Saturday, May 26, 2012

A Road Trip to Taos - New Mexico...

After a few days to settle into Denver life, Auntie Nic was keen to take a road trip so we decided to head for Tao's in New Mexico. We were all looking forward to getting on the road and exploring new places. A very scenic five hour drive led us to the extremely picturesque town of Tao's.

On the drive we passed many beautiful sights including mountains and pastures with abandoned farm houses.

We were all happy to get out of the car and were really impressed with the beautiful two bedroom Casita we had booked for our accommodation.

The photo below is the entrance to the hot tub and has the very distinctive rows of dries chillies suspended. Everywhere we went in Tao's we saw red chillies hanging.

We spent the first day exploring the main street of Tao's and visiting the local church. Our preference was to go straight to the Pueblo, unfortunately it was closed due to a funeral.

So the St. Francis of Assisi, Ranchos De Tao's was to be our first destination. This Spanish colonial church built with thick, organic curving walls has been used as a model by many New Mexico artists. It's most famous depiction is in paintings by Georgia O'Keeffe, see below.

Georgia O'Keeffe, Rancho de Taos Church, 1934

It was beautiful and a pleasure to photograph - in fact I could have spent the day just watching, photographing and waiting for the light to change. As you can imagine many images were taken - a select few are below.

Outside the church their were a number of souvenir shops selling religious artifacts, jewelry, art and other souvenirs.
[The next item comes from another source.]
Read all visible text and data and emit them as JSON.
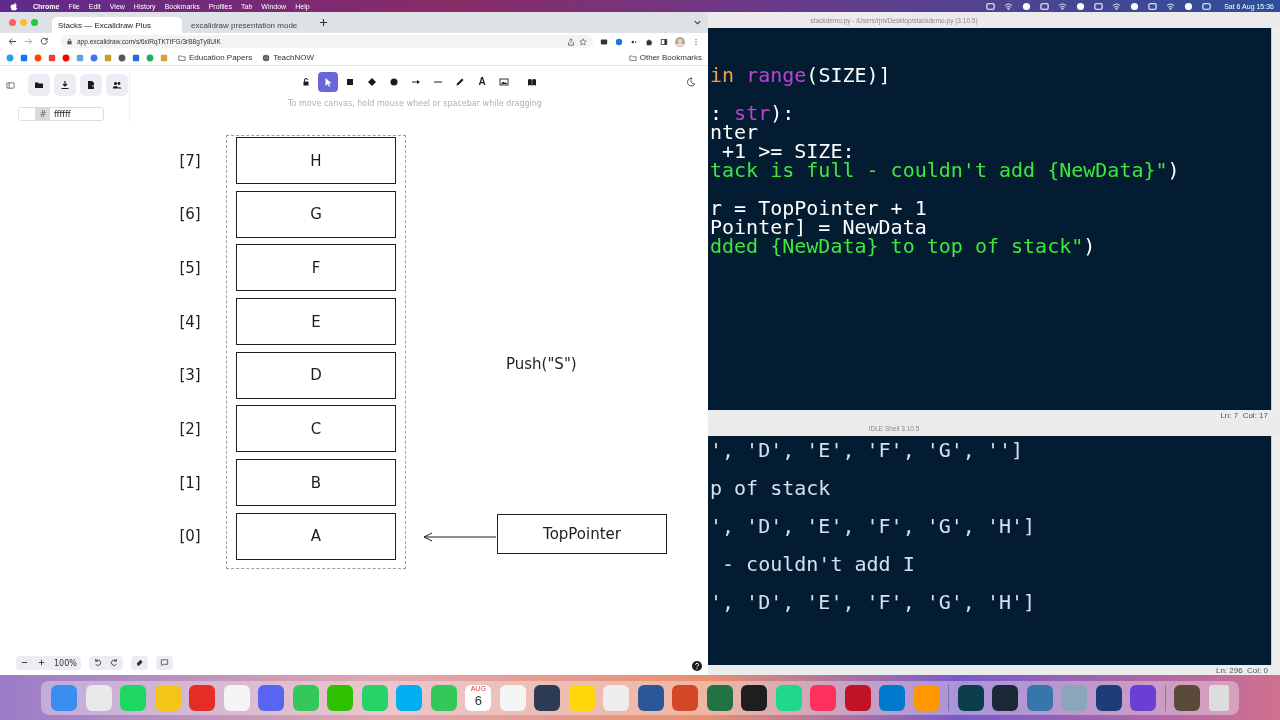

It will come as a surprise but we all avoided a single purchase.

We spent the rest of the day exploring the town - what a great day!